The Orion spacecraft for the Artemis I mission recently completed fueling and servicing checks while inside the Multi-Payload Processing Facility at NASA’s Kennedy Space Center in Florida. The capsule has now made it to its next stop on the path to the pad – the spaceport’s Launch Abort System Facility.
Crowning the spacecraft with its aerodynamic shape, the launch abort system is designed to pull crew away to safety from the Space Launch System (SLS) rocket in the event of an emergency during launch. This capability was successfully tested during the Orion Pad Abort and Ascent Abort-2 tests and approved for use during crewed missions.
Teams with Exploration Ground Systems and contractor Jacobs will work to add parts of the launch abort system onto the spacecraft. Technicians will install four panels that make up the fairing assembly and protect the spacecraft from heat, air, and acoustic environments during launch and ascent. A launch tower will top the fairing assembly to house the pyrotechnics and a jettison motor. The system will also be outfitted with instruments to record key flight data for later study.
With successful demonstration of the system during previous tests, the abort motor that pulls the spacecraft away from the rocket and attitude control motor that steers the spacecraft for a splashdown during an abort will not be functional for the uncrewed Artemis I mission. The jettison motor will be equipped to separate the system from Orion in flight once it is no longer needed, making Orion thousands of pounds lighter for the journey to the Moon.
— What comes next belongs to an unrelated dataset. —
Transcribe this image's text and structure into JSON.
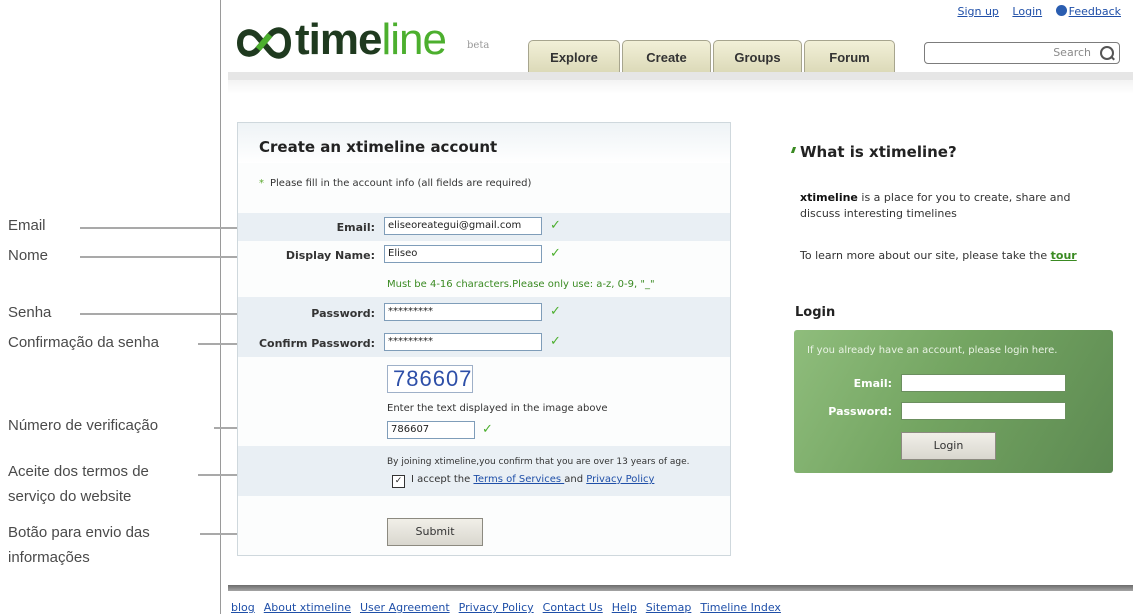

Launching in 2021, Artemis I will be a test of the Orion spacecraft and SLS rocket as an integrated system ahead of crewed flights to the Moon. Under Artemis, NASA aims to land the first woman and first person of color on the Moon and establish long-term lunar exploration.